The last contact Philips had with her twin sons in any way, shape, or form was three years ago.

“I’m longing to see my children,” Philips, 44, said in an interview to The Times of Trenton. “I really hope I will be reunited with them soon.”

Read the earlier story done by The American Bazaar:

Mother in New Jersey, father, twin boys in India: US, India could be headed for another diplomatic tussle

Congressman Chris Smith took the fight directly to Secretary of State John Kerry, who has been sharply questioned regarding childhood abduction cases in India by lawmakers on Capitol Hill this week.

“Did you raise child abduction with an emphasis on specific cases, like Bindu Philips, when you met with Modi in early January? What was Mr. Modi’s response,” Republican Congressman Chris Smith of New Jersey pointedly inquired.

“Bindu won full custody of the children in our American courts,” Smith stated, noting that Indian authorities have simply chosen to ignore that fact. “She testified before my subcommittee two years ago, and this past Monday I met with her again and she pleaded that you, Mr. Secretary, help her get her kids back.”

Kerry failed to comment directly on the Philips case when responding: “We have a caseload of about a thousand international parental abduction cases, and we are trying to expand the Hague abduction convention to efforts throughout the world.”

“We have approximately 75 professionals who are full-time, assisting parents with respect to this horrendous plight that they face,” he added.

International child abductions re-emerged in the public consciousness a few months ago when President Barack Obama signed the Sean and David Goldman International Child Abduction Prevention and Return Act. The legislation authorizes the State Department to take a series of acute measures against India or any other country that does not facilitate the expeditious return of an American child held there.

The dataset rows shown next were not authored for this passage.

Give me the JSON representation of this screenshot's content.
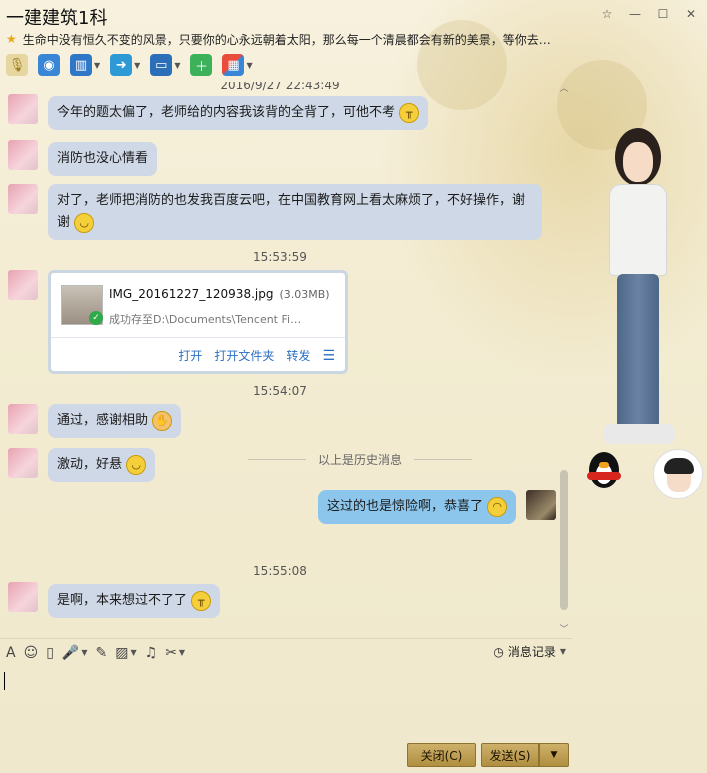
{
  "window": {
    "title": "一建建筑1科",
    "signature": "生命中没有恒久不变的风景，只要你的心永远朝着太阳，那么每一个清晨都会有新的美景，等你去…",
    "controls": [
      "☆",
      "—",
      "☐",
      "✕"
    ]
  },
  "toolbar": {
    "items": [
      {
        "name": "voice-call",
        "icon": "microphone-icon"
      },
      {
        "name": "video-call",
        "icon": "camera-icon"
      },
      {
        "name": "share-screen",
        "icon": "screen-share-icon"
      },
      {
        "name": "send-file",
        "icon": "file-transfer-icon"
      },
      {
        "name": "remote-assist",
        "icon": "remote-desktop-icon"
      },
      {
        "name": "new-chat",
        "icon": "add-chat-icon"
      },
      {
        "name": "apps",
        "icon": "apps-grid-icon"
      }
    ]
  },
  "chat": {
    "partial_timestamp": "2016/9/27 22:43:49",
    "messages": [
      {
        "text": "今年的题太偏了，老师给的内容我该背的全背了，可他不考"
      },
      {
        "text": "消防也没心情看"
      },
      {
        "text": "对了，老师把消防的也发我百度云吧，在中国教育网上看太麻烦了，不好操作，谢谢"
      },
      {
        "text": "通过，感谢相助"
      },
      {
        "text": "激动，好悬"
      },
      {
        "text": "这过的也是惊险啊，恭喜了"
      },
      {
        "text": "是啊，本来想过不了了"
      }
    ],
    "timestamps": [
      "15:53:59",
      "15:54:07",
      "15:55:08"
    ],
    "file": {
      "name": "IMG_20161227_120938.jpg",
      "size": "(3.03MB)",
      "status": "成功存至D:\\Documents\\Tencent Fi…",
      "actions": [
        "打开",
        "打开文件夹",
        "转发"
      ]
    },
    "history_divider": "以上是历史消息"
  },
  "input": {
    "tools": [
      "font-icon",
      "emoji-icon",
      "shake-icon",
      "voice-msg-icon",
      "edit-icon",
      "image-icon",
      "music-icon",
      "screenshot-icon"
    ],
    "history_label": "消息记录"
  },
  "buttons": {
    "close": "关闭(C)",
    "send": "发送(S)"
  },
  "colors": {
    "bubble_other": "#cfd8e6",
    "bubble_self": "#8cc6ec",
    "button": "#c0a155",
    "link": "#2a6fc4"
  }
}
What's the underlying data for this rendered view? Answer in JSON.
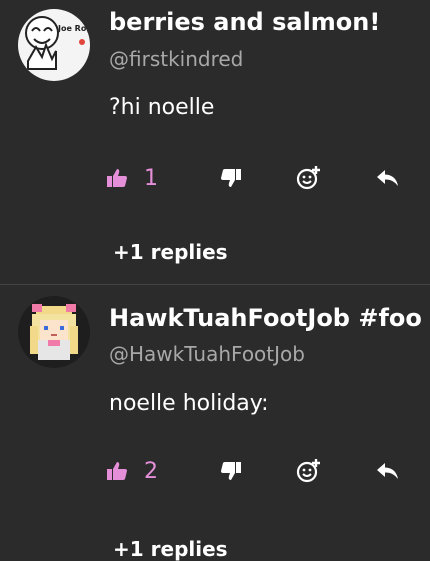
{
  "comments": [
    {
      "name": "berries and salmon!",
      "handle": "@firstkindred",
      "text": "?hi noelle",
      "likes": "1",
      "replies": "+1 replies",
      "avatar_icon": "podcast-logo-avatar",
      "avatar_text": "Joe Rogan Podcast"
    },
    {
      "name": "HawkTuahFootJob #foo",
      "handle": "@HawkTuahFootJob",
      "text": "noelle holiday:",
      "likes": "2",
      "replies": "+1 replies",
      "avatar_icon": "pixel-art-character-avatar"
    }
  ],
  "colors": {
    "background": "#2b2b2b",
    "accent": "#e58fd9",
    "handle": "#a8a8a8"
  }
}
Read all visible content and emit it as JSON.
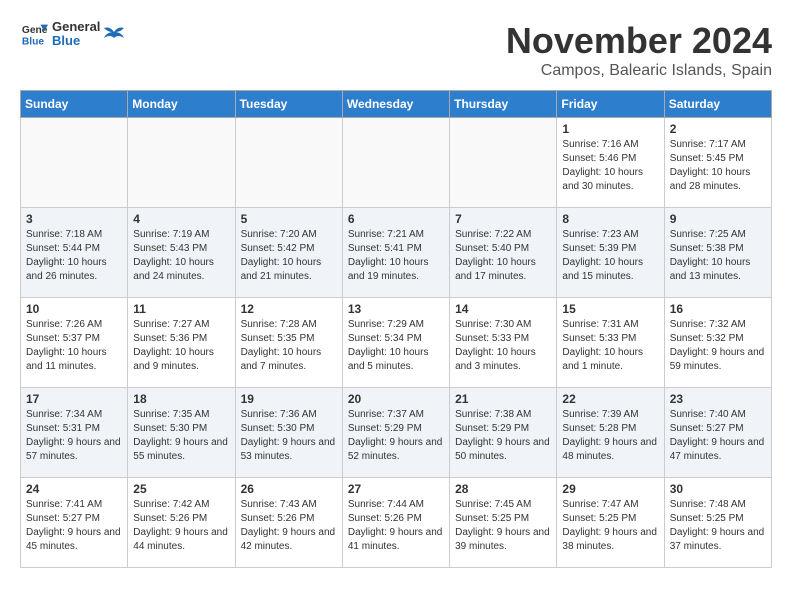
{
  "logo": {
    "text_general": "General",
    "text_blue": "Blue"
  },
  "title": "November 2024",
  "location": "Campos, Balearic Islands, Spain",
  "days_of_week": [
    "Sunday",
    "Monday",
    "Tuesday",
    "Wednesday",
    "Thursday",
    "Friday",
    "Saturday"
  ],
  "weeks": [
    {
      "days": [
        {
          "date": "",
          "empty": true
        },
        {
          "date": "",
          "empty": true
        },
        {
          "date": "",
          "empty": true
        },
        {
          "date": "",
          "empty": true
        },
        {
          "date": "",
          "empty": true
        },
        {
          "date": "1",
          "sunrise": "7:16 AM",
          "sunset": "5:46 PM",
          "daylight": "10 hours and 30 minutes."
        },
        {
          "date": "2",
          "sunrise": "7:17 AM",
          "sunset": "5:45 PM",
          "daylight": "10 hours and 28 minutes."
        }
      ]
    },
    {
      "days": [
        {
          "date": "3",
          "sunrise": "7:18 AM",
          "sunset": "5:44 PM",
          "daylight": "10 hours and 26 minutes."
        },
        {
          "date": "4",
          "sunrise": "7:19 AM",
          "sunset": "5:43 PM",
          "daylight": "10 hours and 24 minutes."
        },
        {
          "date": "5",
          "sunrise": "7:20 AM",
          "sunset": "5:42 PM",
          "daylight": "10 hours and 21 minutes."
        },
        {
          "date": "6",
          "sunrise": "7:21 AM",
          "sunset": "5:41 PM",
          "daylight": "10 hours and 19 minutes."
        },
        {
          "date": "7",
          "sunrise": "7:22 AM",
          "sunset": "5:40 PM",
          "daylight": "10 hours and 17 minutes."
        },
        {
          "date": "8",
          "sunrise": "7:23 AM",
          "sunset": "5:39 PM",
          "daylight": "10 hours and 15 minutes."
        },
        {
          "date": "9",
          "sunrise": "7:25 AM",
          "sunset": "5:38 PM",
          "daylight": "10 hours and 13 minutes."
        }
      ]
    },
    {
      "days": [
        {
          "date": "10",
          "sunrise": "7:26 AM",
          "sunset": "5:37 PM",
          "daylight": "10 hours and 11 minutes."
        },
        {
          "date": "11",
          "sunrise": "7:27 AM",
          "sunset": "5:36 PM",
          "daylight": "10 hours and 9 minutes."
        },
        {
          "date": "12",
          "sunrise": "7:28 AM",
          "sunset": "5:35 PM",
          "daylight": "10 hours and 7 minutes."
        },
        {
          "date": "13",
          "sunrise": "7:29 AM",
          "sunset": "5:34 PM",
          "daylight": "10 hours and 5 minutes."
        },
        {
          "date": "14",
          "sunrise": "7:30 AM",
          "sunset": "5:33 PM",
          "daylight": "10 hours and 3 minutes."
        },
        {
          "date": "15",
          "sunrise": "7:31 AM",
          "sunset": "5:33 PM",
          "daylight": "10 hours and 1 minute."
        },
        {
          "date": "16",
          "sunrise": "7:32 AM",
          "sunset": "5:32 PM",
          "daylight": "9 hours and 59 minutes."
        }
      ]
    },
    {
      "days": [
        {
          "date": "17",
          "sunrise": "7:34 AM",
          "sunset": "5:31 PM",
          "daylight": "9 hours and 57 minutes."
        },
        {
          "date": "18",
          "sunrise": "7:35 AM",
          "sunset": "5:30 PM",
          "daylight": "9 hours and 55 minutes."
        },
        {
          "date": "19",
          "sunrise": "7:36 AM",
          "sunset": "5:30 PM",
          "daylight": "9 hours and 53 minutes."
        },
        {
          "date": "20",
          "sunrise": "7:37 AM",
          "sunset": "5:29 PM",
          "daylight": "9 hours and 52 minutes."
        },
        {
          "date": "21",
          "sunrise": "7:38 AM",
          "sunset": "5:29 PM",
          "daylight": "9 hours and 50 minutes."
        },
        {
          "date": "22",
          "sunrise": "7:39 AM",
          "sunset": "5:28 PM",
          "daylight": "9 hours and 48 minutes."
        },
        {
          "date": "23",
          "sunrise": "7:40 AM",
          "sunset": "5:27 PM",
          "daylight": "9 hours and 47 minutes."
        }
      ]
    },
    {
      "days": [
        {
          "date": "24",
          "sunrise": "7:41 AM",
          "sunset": "5:27 PM",
          "daylight": "9 hours and 45 minutes."
        },
        {
          "date": "25",
          "sunrise": "7:42 AM",
          "sunset": "5:26 PM",
          "daylight": "9 hours and 44 minutes."
        },
        {
          "date": "26",
          "sunrise": "7:43 AM",
          "sunset": "5:26 PM",
          "daylight": "9 hours and 42 minutes."
        },
        {
          "date": "27",
          "sunrise": "7:44 AM",
          "sunset": "5:26 PM",
          "daylight": "9 hours and 41 minutes."
        },
        {
          "date": "28",
          "sunrise": "7:45 AM",
          "sunset": "5:25 PM",
          "daylight": "9 hours and 39 minutes."
        },
        {
          "date": "29",
          "sunrise": "7:47 AM",
          "sunset": "5:25 PM",
          "daylight": "9 hours and 38 minutes."
        },
        {
          "date": "30",
          "sunrise": "7:48 AM",
          "sunset": "5:25 PM",
          "daylight": "9 hours and 37 minutes."
        }
      ]
    }
  ]
}
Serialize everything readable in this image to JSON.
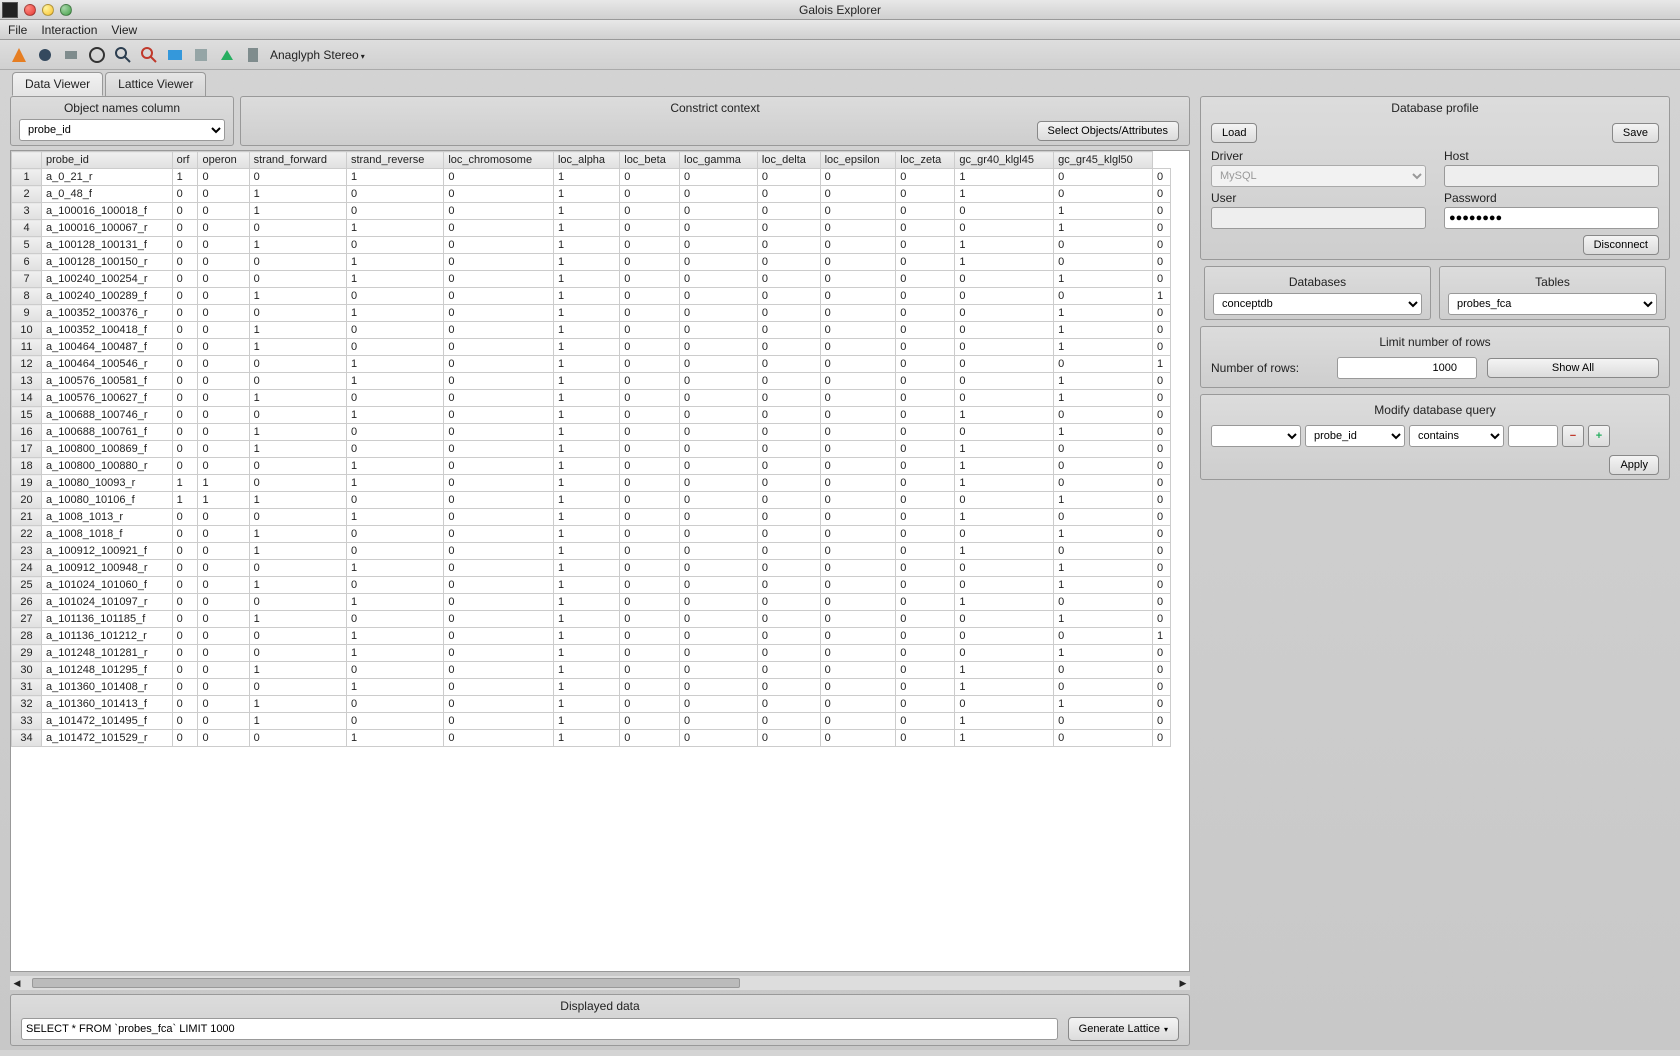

A few years ago Rep. Smith described India as “a source of immense frustration and grief for American parents.” He also stated individuals who tried to utilize India’s judicial system for the return of abducted children reported “corruption and incessant delays.”

This story originally appeared on The American Bazaar.